News Feature | July 26, 2017

Inspector General Skewers Water Utility On Lead Disclosure

Sara Jerome

By Sara Jerome,

bourbon st reg new.jpg

A powerful figure in the New Orleans government is going after the city water utility for allegedly failing to warn residents about the potential threat of lead in their drinking water.

“The New Orleans inspector general says the city hasn't adequately warned residents that ongoing street repairs and water system improvements could result in temporarily high lead levels in some buildings' tap water,” CBS News reported.

“Inspector General Ed Quatrevaux's latest report says some old city water lines — and lines on private properties— are made of lead, which can affect the brain and nervous system when ingested. Chemicals added to the water form a protective coating in those pipes. But Quatrevaux cites experts who say disturbance of the aging lines can jar some of the coating loose and allow lead to contaminate the water,” the report said.

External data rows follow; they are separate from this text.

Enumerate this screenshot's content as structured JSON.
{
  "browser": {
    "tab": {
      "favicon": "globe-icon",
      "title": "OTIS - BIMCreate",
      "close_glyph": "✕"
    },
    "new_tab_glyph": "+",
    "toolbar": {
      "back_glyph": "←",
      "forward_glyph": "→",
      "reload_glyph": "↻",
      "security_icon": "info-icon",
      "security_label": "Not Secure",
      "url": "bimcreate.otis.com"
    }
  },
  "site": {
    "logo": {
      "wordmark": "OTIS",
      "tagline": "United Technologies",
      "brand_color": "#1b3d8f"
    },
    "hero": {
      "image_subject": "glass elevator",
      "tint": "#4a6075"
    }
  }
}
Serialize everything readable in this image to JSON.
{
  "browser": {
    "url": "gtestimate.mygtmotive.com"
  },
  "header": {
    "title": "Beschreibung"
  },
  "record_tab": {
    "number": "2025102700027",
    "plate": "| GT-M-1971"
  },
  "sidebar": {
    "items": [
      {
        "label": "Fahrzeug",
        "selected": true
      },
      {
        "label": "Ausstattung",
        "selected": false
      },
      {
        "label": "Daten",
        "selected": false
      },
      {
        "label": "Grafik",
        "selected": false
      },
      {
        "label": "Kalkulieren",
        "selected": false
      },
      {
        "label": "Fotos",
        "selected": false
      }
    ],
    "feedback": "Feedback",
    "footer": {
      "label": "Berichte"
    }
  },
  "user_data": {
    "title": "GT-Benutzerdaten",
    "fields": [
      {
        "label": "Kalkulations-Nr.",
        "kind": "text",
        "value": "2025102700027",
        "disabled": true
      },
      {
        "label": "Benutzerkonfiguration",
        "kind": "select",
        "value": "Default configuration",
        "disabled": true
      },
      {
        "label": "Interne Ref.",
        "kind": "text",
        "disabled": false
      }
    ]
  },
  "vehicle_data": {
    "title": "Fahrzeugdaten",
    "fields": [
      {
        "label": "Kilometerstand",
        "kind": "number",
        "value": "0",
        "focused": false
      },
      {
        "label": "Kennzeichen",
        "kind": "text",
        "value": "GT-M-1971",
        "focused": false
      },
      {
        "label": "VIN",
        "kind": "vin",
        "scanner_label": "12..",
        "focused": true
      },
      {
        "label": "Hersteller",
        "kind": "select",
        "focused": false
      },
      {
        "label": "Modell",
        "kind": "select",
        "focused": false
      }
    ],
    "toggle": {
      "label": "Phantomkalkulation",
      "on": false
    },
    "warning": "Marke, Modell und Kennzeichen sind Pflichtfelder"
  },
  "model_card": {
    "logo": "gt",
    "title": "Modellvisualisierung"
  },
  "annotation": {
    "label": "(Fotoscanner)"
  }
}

Citing a bevy of water infrastructure projects in the works, Quatrevaux said residents may be exposed to a spike in lead levels. He said residents have not been adequately warned.

“In a report released [last week], the IG said the city and Sewerage & Water Board (S&WB) have not alerted residents about the danger or provided them with information on how to reduce the risk of increased lead levels that might happen as some lead service lines are partially replaced or as nearby work could affect them, sending some lead particles into interior pipes,” WWL reported.

The 69-page report originated with an inspection of the S&WB’s water quality testing practices. The inspection made the Inspector General’s office “aware of an imminent risk to public health,” the report said. The report recommended that city water officials take the following actions:

  • Alert residents about the significant public health risks associated with partial lead service line (LSL) replacement and other infrastructure work that may disturb LSLs.  
  • Notify residents in advance of partial LSL replacement or activities that may disturb LSLs.  
  • Provide residents with detailed instructions on how to flush exterior service and interior plumbing lines after a partial LSL replacement or LSL disturbance.
  • Distribute water filter kits and refills to residents who may be — or may have been —recently exposed to elevated lead levels as a result of partial LSL replacement or LSL disturbance.  
  • Perform water quality testing at locations affected by partial LSL replacements or LSL disturbances until there is sufficient evidence that temporary lead increases have subsided.

New Orleans water officials stressed that they are in compliance with water laws and regulations. They said that city water is safe.

"There's no amount of education in this issue that's enough, and we're going to continue to do everything we can to keep the community informed," S&WB Executive Director Cedric Grant told CBS affiliate WWL, "but I can tell you as we sit here today the water is safe, the water is in compliance with state and federal law."

Image credit: "Bourbon Street Between Bienville and Conti, French Quarter, New Orleans, Louisiana 3," ken lund © 2009, used under an Attribution 2.0 Generic license: